3 Reasons Why You Should Not Sell Your House To Become A Digital Nomad
The nomadic lifestyle sure has its perks – getting to know other cultures and countries, meeting new people, traveling from place to place never to get bored… And all of that while being paid for doing it!
Of course, it also means leaving your home for quite some time. So, the question arises – will it be wiser to just sell your home and put the money you earn to a good use on the road?
Well, even though this sounds like a logical thing to do at first, there are a couple of things to consider before you actually get rid of your home and your belongings. Here’s why you could end up regretting your decision to put your home up for sale while experiencing the nomadic life:
1. You’ll need to prove yourself first
If you think you can start earning a nice amount of money after just a month or two, you’re definitely wrong, unfortunately. You need to be mentally (and financially!) prepared for a couple of years of proving your worth among numerous people who live the same way you do. Moving up the chain isn’t easy – everybody is struggling to move up the ladder, stealing all the good jobs from you. Your reputation needs time; you’ll need to build it year after year, on various sites. Attracting audience on social media means constant and hard work. Experience in social media marketing that’s a necessity doesn’t come overnight – so know that there will be a lot of moments of frustration.
While you’re making your way up the ladder, how are you actually paying for all those plane tickets, food, and accommodation? Well, from your own pocket, of course. Each part of the equipment you’ll need will be bought by your credit card.
So, this is the tricky part – maybe you think that the money you get from selling your home will come in handy, but what happens if you spend that money too fast (which is pretty likely to happen) and you realize you need to quit and go back to your hometown? Where will you go back exactly?
2. Renting as a reliable back-up
Whether you’ve decided to take the plunge into the unknown from the start, or you’re going through the trial period, there’s still a much smarter option on what to do with your house of a flat. Instead of selling it as fast as you can, try renting out. It’s possible to rent it for a couple of months, while you’re on the road, or, if you’re unsure of how long you’ll be able to live abroad like a nomad, you can apply your house/flat on a site such as Airbnb and rent it for just a couple of days. This way, you can come back home whenever you decide – there isn’t a long-term contract that prevents you from doing that. If you’re planning on renting the flat for a longer period of time, you only need to find a place for storing your things while you’re away. A quick “self storage” search on the web will give you tons of companies which you can entrust with your personal belongings.
3. Start small
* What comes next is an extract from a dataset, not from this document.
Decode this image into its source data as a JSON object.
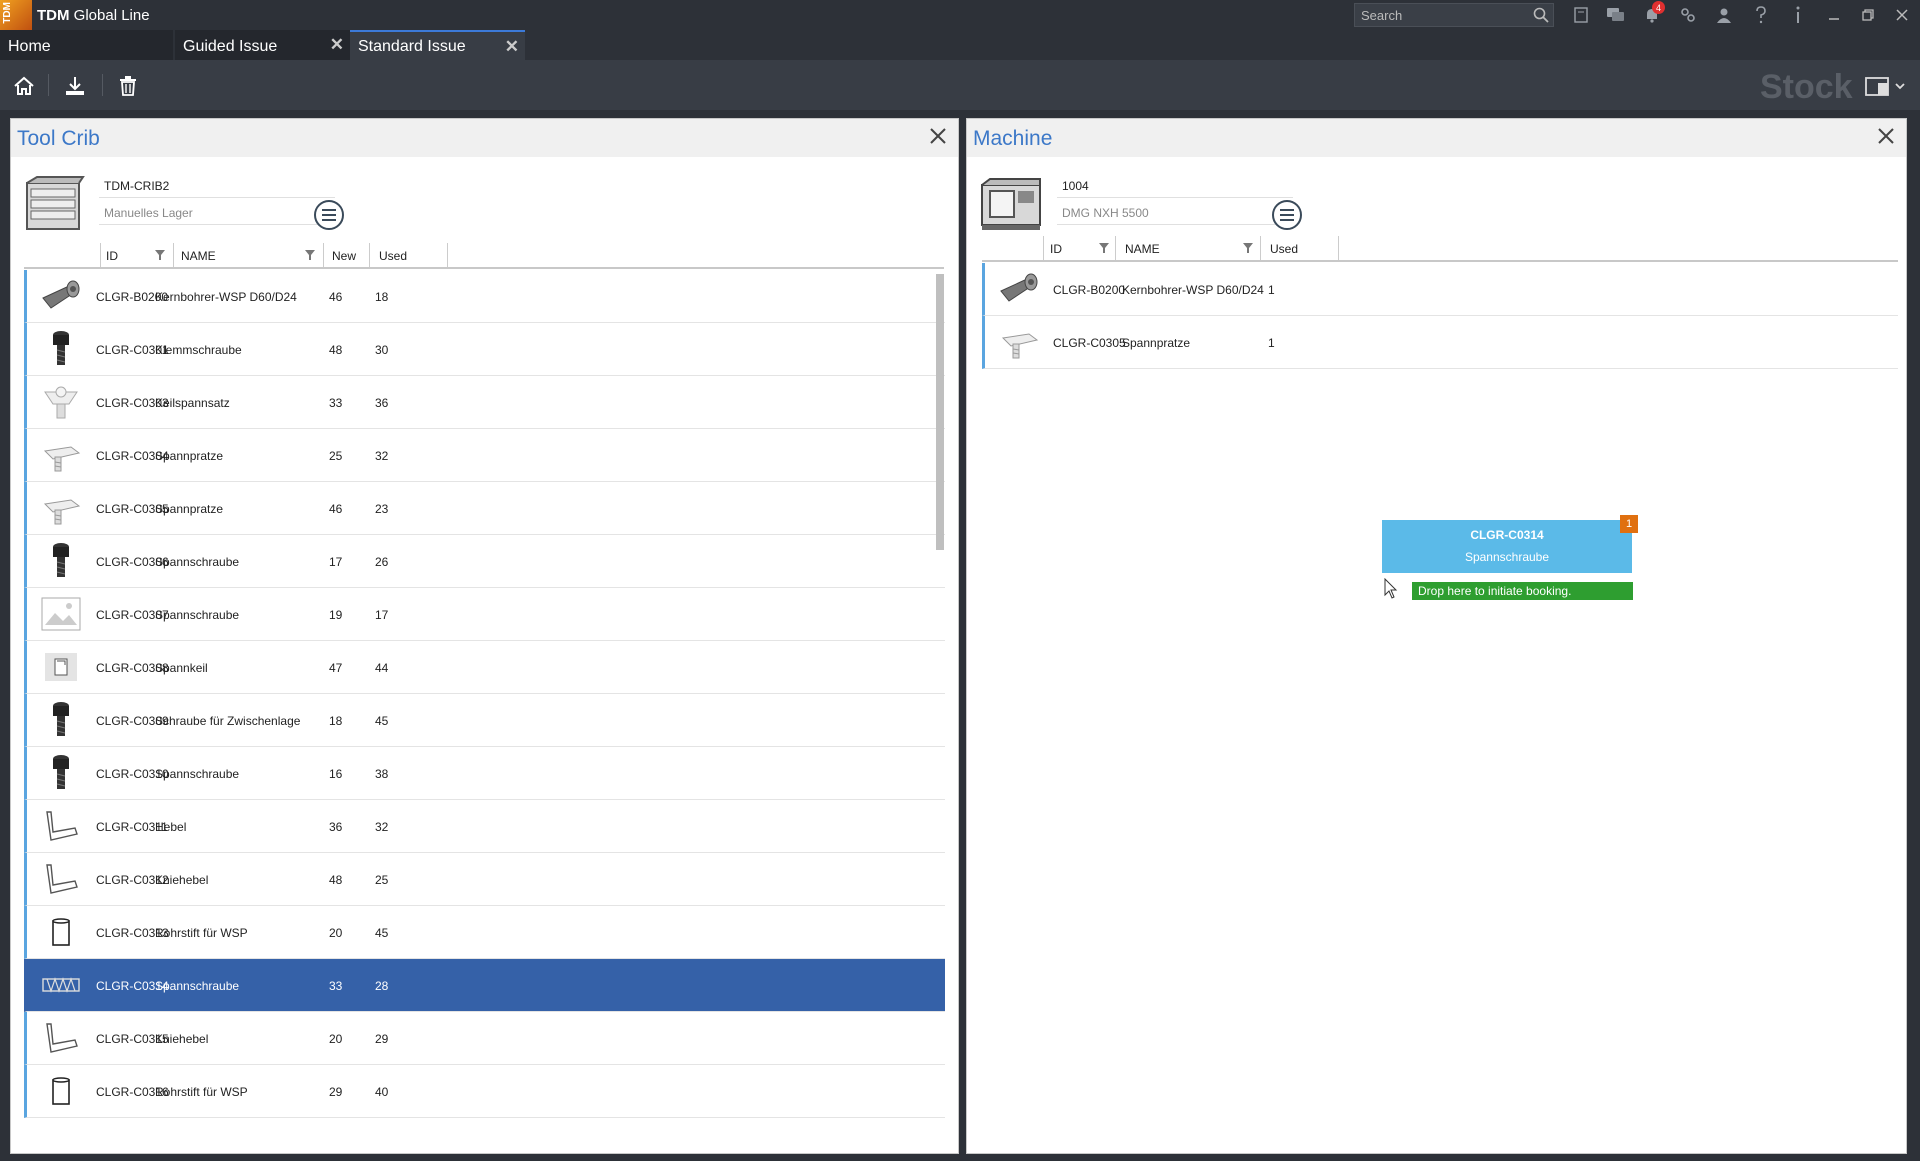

Rather than deciding one evening to go abroad and start a nomadic life, while simultaneously putting your home on real estate adverts, think about a “test ride”. Consider taking a three month trip to a country not very far away. If it’s a country where English isn’t spoken – even better. That way, you’ll get the feeling of just how it is when you are a complete stranger who doesn’t speak the language nor is familiar with the local customs. However, you can’t just blindly move to another country, as Withstand lawyers warn digital nomads who should get familiar with the laws of the country they’re planning on living in. You will maybe have to apply for a visa – it could be a tourist visa or a visa run. Another thing is that some countries demand that a foreigner registers with the police or another authority, especially if their accommodation isn’t a hotel. You’ll also have to check any other legal issues of the country that differ from the ones you’re accustomed to in your home country. There are endless everyday situations that you can find yourself in, where you’ll desperately try to reach some kind of agreement people, but all in vain. This type of isolation, where you’re surrounded by people who don’t understand you, is a great image of what will be ahead of you if you choose to live like that. If you manage to get through those three months without using the plane ticket back home before that period extends, you can consider a six months trial period. The same process – choose an unknown country and try to hold on under pressure. If you do that a couple of times within a couple of years and enjoy the ride, then you can actually start thinking about selling your home and move permanently.
All in all
Don’t rush anything. Nomadic life isn’t something everybody can do. You don’t know until you’ve tried it. Once you’re sure that’s what you really want, there will be a plenty of time to sell your home.